For the first time in modern Republican primary history, three different candidates won the three key early contests: Rick Santorum in the Iowa caucuses, Mitt Romney in the New Hampshire primary and Newt Gingrich in the South Carolina primary. But only Romney and Santorum seemed to project national strength, as Gingrich's only win after South Carolina would be his home state of Georgia. Ron Paul, who had been expected to perform much better than he did in 2008, only scored second-place finishes in contests such as New Hampshire and Virginia (where only he and Romney were on the ballot), and a narrow win in the popular vote in the U.S. Virgin Islands. Romney maintained the upper hand throughout the primaries, winning most of the Super Tuesday contests and holding on to a wide lead in delegates.
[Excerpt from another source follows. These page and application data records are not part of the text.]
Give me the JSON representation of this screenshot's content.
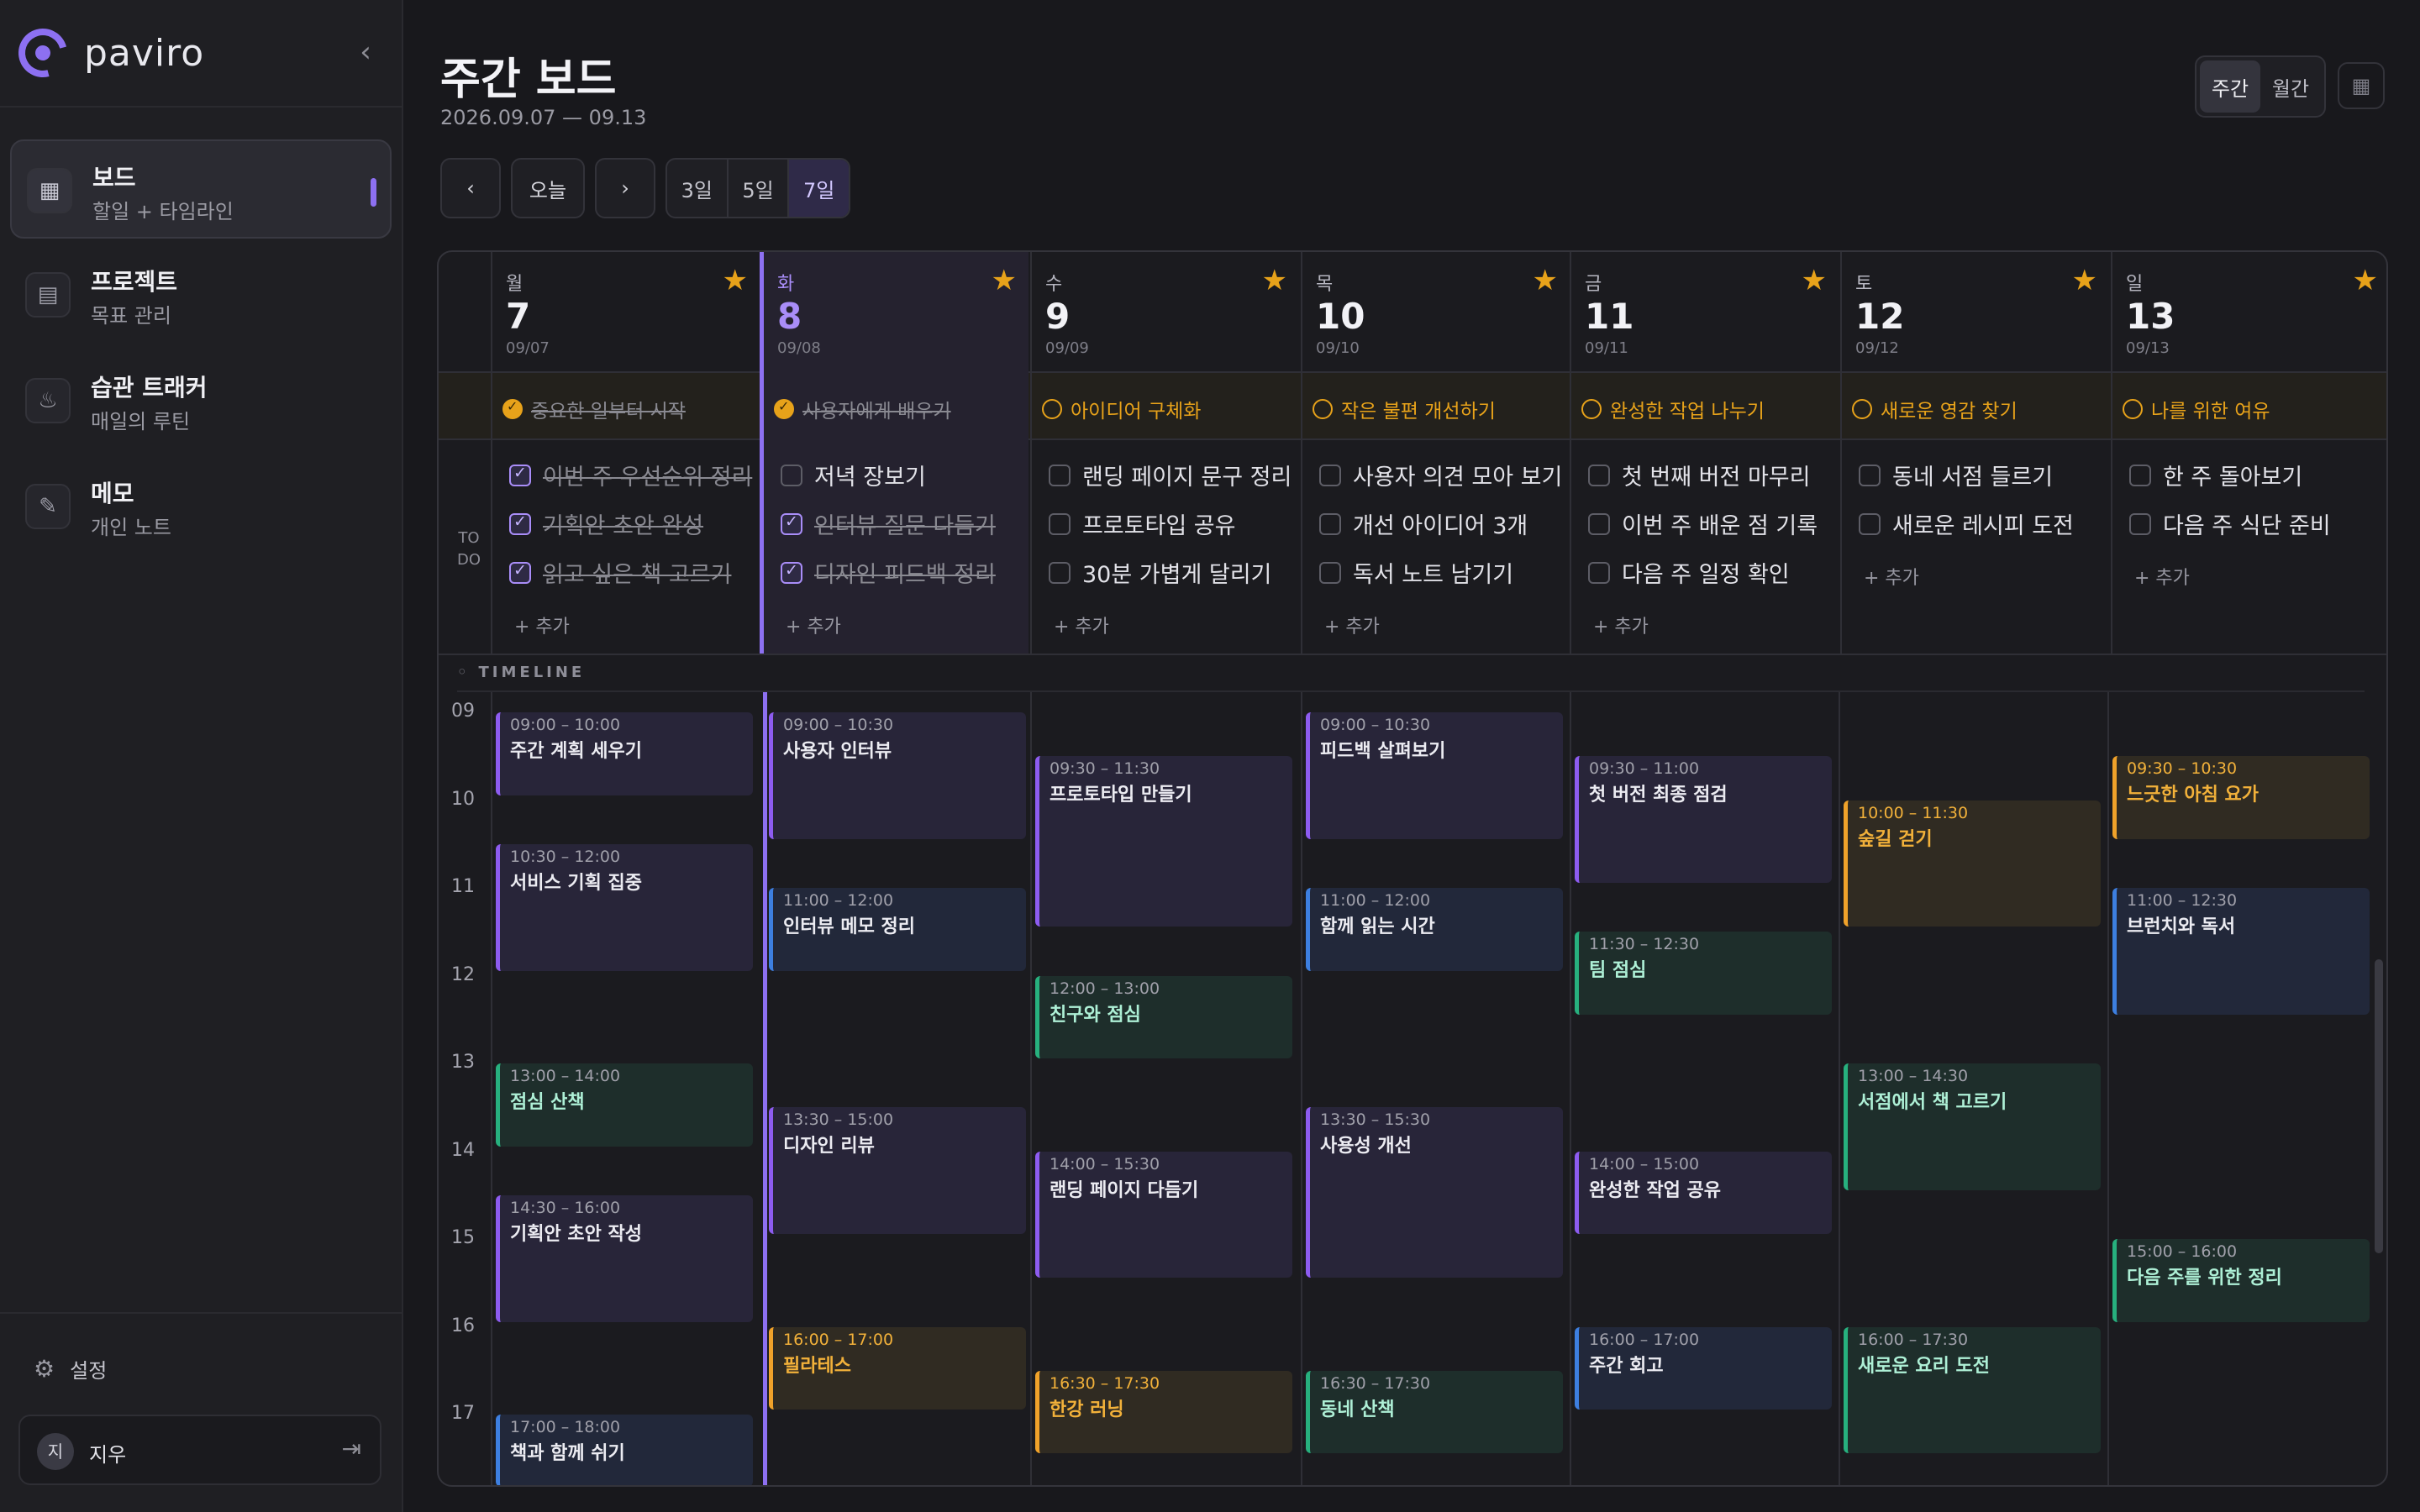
{
  "brand": {
    "name": "paviro"
  },
  "sidebar": {
    "collapse_icon": "chevron-left-icon",
    "items": [
      {
        "title": "보드",
        "sub": "할일 + 타임라인",
        "icon": "calendar-icon"
      },
      {
        "title": "프로젝트",
        "sub": "목표 관리",
        "icon": "folder-chart-icon"
      },
      {
        "title": "습관 트래커",
        "sub": "매일의 루틴",
        "icon": "flame-icon"
      },
      {
        "title": "메모",
        "sub": "개인 노트",
        "icon": "note-edit-icon"
      }
    ],
    "settings": "설정",
    "user": {
      "initial": "지",
      "name": "지우"
    }
  },
  "header": {
    "title": "주간 보드",
    "range": "2026.09.07 — 09.13",
    "today": "오늘",
    "view": [
      "주간",
      "월간"
    ],
    "span": [
      "3일",
      "5일",
      "7일"
    ]
  },
  "board": {
    "todo_label": "TO\nDO",
    "add_label": "+ 추가",
    "timeline_label": "TIMELINE",
    "hours": [
      "09",
      "10",
      "11",
      "12",
      "13",
      "14",
      "15",
      "16",
      "17"
    ],
    "days": [
      {
        "name": "월",
        "num": "7",
        "date": "09/07",
        "focus": "중요한 일부터 시작",
        "focus_done": true,
        "todos": [
          {
            "t": "이번 주 우선순위 정리",
            "d": true
          },
          {
            "t": "기획안 초안 완성",
            "d": true
          },
          {
            "t": "읽고 싶은 책 고르기",
            "d": true
          }
        ],
        "events": [
          {
            "time": "09:00 – 10:00",
            "name": "주간 계획 세우기",
            "c": "purple"
          },
          {
            "time": "10:30 – 12:00",
            "name": "서비스 기획 집중",
            "c": "purple"
          },
          {
            "time": "13:00 – 14:00",
            "name": "점심 산책",
            "c": "green"
          },
          {
            "time": "14:30 – 16:00",
            "name": "기획안 초안 작성",
            "c": "purple"
          },
          {
            "time": "17:00 – 18:00",
            "name": "책과 함께 쉬기",
            "c": "blue"
          }
        ]
      },
      {
        "name": "화",
        "num": "8",
        "date": "09/08",
        "focus": "사용자에게 배우기",
        "focus_done": true,
        "todos": [
          {
            "t": "저녁 장보기",
            "d": false
          },
          {
            "t": "인터뷰 질문 다듬기",
            "d": true
          },
          {
            "t": "디자인 피드백 정리",
            "d": true
          }
        ],
        "events": [
          {
            "time": "09:00 – 10:30",
            "name": "사용자 인터뷰",
            "c": "purple"
          },
          {
            "time": "11:00 – 12:00",
            "name": "인터뷰 메모 정리",
            "c": "blue"
          },
          {
            "time": "13:30 – 15:00",
            "name": "디자인 리뷰",
            "c": "purple"
          },
          {
            "time": "16:00 – 17:00",
            "name": "필라테스",
            "c": "orange"
          }
        ]
      },
      {
        "name": "수",
        "num": "9",
        "date": "09/09",
        "focus": "아이디어 구체화",
        "focus_done": false,
        "todos": [
          {
            "t": "랜딩 페이지 문구 정리",
            "d": false
          },
          {
            "t": "프로토타입 공유",
            "d": false
          },
          {
            "t": "30분 가볍게 달리기",
            "d": false
          }
        ],
        "events": [
          {
            "time": "09:30 – 11:30",
            "name": "프로토타입 만들기",
            "c": "purple"
          },
          {
            "time": "12:00 – 13:00",
            "name": "친구와 점심",
            "c": "green"
          },
          {
            "time": "14:00 – 15:30",
            "name": "랜딩 페이지 다듬기",
            "c": "purple"
          },
          {
            "time": "16:30 – 17:30",
            "name": "한강 러닝",
            "c": "orange"
          }
        ]
      },
      {
        "name": "목",
        "num": "10",
        "date": "09/10",
        "focus": "작은 불편 개선하기",
        "focus_done": false,
        "todos": [
          {
            "t": "사용자 의견 모아 보기",
            "d": false
          },
          {
            "t": "개선 아이디어 3개",
            "d": false
          },
          {
            "t": "독서 노트 남기기",
            "d": false
          }
        ],
        "events": [
          {
            "time": "09:00 – 10:30",
            "name": "피드백 살펴보기",
            "c": "purple"
          },
          {
            "time": "11:00 – 12:00",
            "name": "함께 읽는 시간",
            "c": "blue"
          },
          {
            "time": "13:30 – 15:30",
            "name": "사용성 개선",
            "c": "purple"
          },
          {
            "time": "16:30 – 17:30",
            "name": "동네 산책",
            "c": "green"
          }
        ]
      },
      {
        "name": "금",
        "num": "11",
        "date": "09/11",
        "focus": "완성한 작업 나누기",
        "focus_done": false,
        "todos": [
          {
            "t": "첫 번째 버전 마무리",
            "d": false
          },
          {
            "t": "이번 주 배운 점 기록",
            "d": false
          },
          {
            "t": "다음 주 일정 확인",
            "d": false
          }
        ],
        "events": [
          {
            "time": "09:30 – 11:00",
            "name": "첫 버전 최종 점검",
            "c": "purple"
          },
          {
            "time": "11:30 – 12:30",
            "name": "팀 점심",
            "c": "green"
          },
          {
            "time": "14:00 – 15:00",
            "name": "완성한 작업 공유",
            "c": "purple"
          },
          {
            "time": "16:00 – 17:00",
            "name": "주간 회고",
            "c": "blue"
          }
        ]
      },
      {
        "name": "토",
        "num": "12",
        "date": "09/12",
        "focus": "새로운 영감 찾기",
        "focus_done": false,
        "todos": [
          {
            "t": "동네 서점 들르기",
            "d": false
          },
          {
            "t": "새로운 레시피 도전",
            "d": false
          }
        ],
        "events": [
          {
            "time": "10:00 – 11:30",
            "name": "숲길 걷기",
            "c": "orange"
          },
          {
            "time": "13:00 – 14:30",
            "name": "서점에서 책 고르기",
            "c": "green"
          },
          {
            "time": "16:00 – 17:30",
            "name": "새로운 요리 도전",
            "c": "green"
          }
        ]
      },
      {
        "name": "일",
        "num": "13",
        "date": "09/13",
        "focus": "나를 위한 여유",
        "focus_done": false,
        "todos": [
          {
            "t": "한 주 돌아보기",
            "d": false
          },
          {
            "t": "다음 주 식단 준비",
            "d": false
          }
        ],
        "events": [
          {
            "time": "09:30 – 10:30",
            "name": "느긋한 아침 요가",
            "c": "orange"
          },
          {
            "time": "11:00 – 12:30",
            "name": "브런치와 독서",
            "c": "blue"
          },
          {
            "time": "15:00 – 16:00",
            "name": "다음 주를 위한 정리",
            "c": "green"
          }
        ]
      }
    ]
  }
}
But Santorum managed to embarrass him in contests such as the Colorado caucuses, which Romney was expected to win, and in Michigan and Ohio, where Romney nearly lost. Santorum dropped out of the presidential race on April 10, leaving Romney nearly undisputed in his drive for the party's nomination.


Positioning for the Republican Party 2016 presidential primaries has begun.